Last week a number of seniors living in the Woden Valley were surprised and delighted to receive pictures and cards from young children.
The children, attending Woden Community Service’s Lyons Early Learning Centre, made the pictures to give to local senior residents in response to the COVID-19 restrictions.
The initiative came about when educators at Lyons Early Learning Centre were teaching about kindness and the importance of connection.
“Woden Community Service is a community organisation which helps build and support connections in our community. Here at Lyons Early Learning Centre we wanted to reflect that,” said Amy, an Early Learning Educator at the Centre.
Amy explained the initiative came about as a result of a conversation with the children about why some of their daily activities had changed due to COVID-19.
“The educators explained to the children the nasty bug that is going around the world and how it is important for all of us to stay safe and avoid getting sick. Then we explained to the children that it is not only them that can’t go out, it is everyone. In particular, our community friends who are in their senior years.”
The children were asked ‘How can we show kindness?’ One child suggested drawing a picture and giving it to their community friends.

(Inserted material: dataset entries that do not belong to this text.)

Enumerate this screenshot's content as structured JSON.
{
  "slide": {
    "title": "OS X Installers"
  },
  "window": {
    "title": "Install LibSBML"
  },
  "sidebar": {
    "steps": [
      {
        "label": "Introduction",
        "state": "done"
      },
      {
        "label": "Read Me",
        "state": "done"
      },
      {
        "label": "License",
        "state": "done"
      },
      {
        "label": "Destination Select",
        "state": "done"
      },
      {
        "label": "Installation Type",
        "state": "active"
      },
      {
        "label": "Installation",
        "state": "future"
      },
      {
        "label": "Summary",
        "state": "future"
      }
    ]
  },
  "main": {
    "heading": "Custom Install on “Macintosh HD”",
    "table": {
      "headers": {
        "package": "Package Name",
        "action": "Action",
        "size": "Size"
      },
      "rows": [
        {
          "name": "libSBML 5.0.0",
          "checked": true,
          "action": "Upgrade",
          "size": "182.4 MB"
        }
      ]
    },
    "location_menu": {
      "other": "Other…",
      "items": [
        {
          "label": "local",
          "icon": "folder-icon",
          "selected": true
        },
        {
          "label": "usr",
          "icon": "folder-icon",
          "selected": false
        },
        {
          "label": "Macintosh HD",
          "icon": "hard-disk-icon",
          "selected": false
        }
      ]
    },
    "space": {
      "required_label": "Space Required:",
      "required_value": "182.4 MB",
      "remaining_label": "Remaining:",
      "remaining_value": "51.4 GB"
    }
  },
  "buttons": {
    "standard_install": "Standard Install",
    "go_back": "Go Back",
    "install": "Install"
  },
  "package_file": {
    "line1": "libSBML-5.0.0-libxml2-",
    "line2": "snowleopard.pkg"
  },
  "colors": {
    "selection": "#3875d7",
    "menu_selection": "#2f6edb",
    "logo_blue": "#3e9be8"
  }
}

From there the children got to work on their ‘Kindness Initiative’, creating lovely individualised artworks that they could gift to a community friend.
“When the children were creating their paintings they were very happy knowing they are making a painting to help brighten the day of another and making someone smile,” said Amy.
Once created the paintings were dropped off to senior residents in the Woden Valley by WCS’s Social Groups Coordinator, Sandy Van Der Toorn.
“All our seniors were really surprised that someone had thought about them,” said Sandy.
“Then there were big smiles and comments: “Oh, how gorgeous “, “Really, one for me?”, “Oooh, isn’t that so lovely!”
The recipients of the artworks decided to continue the Kindness Initiative by returning the gesture back to the children.
Some took to learning a new skill, with one person commenting, “Oh, my goodness, I have never made a card but I will!”
Other acts of kindness were evident, with one of the ladies making two cards, one from herself and one from her friend who is sight-impaired.
It was no surprise that the children at Lyons were delighted to receive the returning messages from local residents. The kindness shown by the children went out into the world and then came right back to them, and became the motivation for this poem from the children:
“We thank you for our cards,
They made us smile and feel happy, we also know they made you feel happy too,
We are two and do love stickers
We also love to play with our friends.
And now we can say we have some new friends in our local community.
Always remember we are all in this together,
Keep Smiling, my educators and I thank you”.
Connecting with older people during the coronavirus pandemic is crucial. If you would like some ideas on how to help, visit:
- Connect with Ageless Friendships (ABC)
- Reaching out to isolated older adults is essential during coronavirus – here are 7 specific things you can do, just for starters (The Conversation)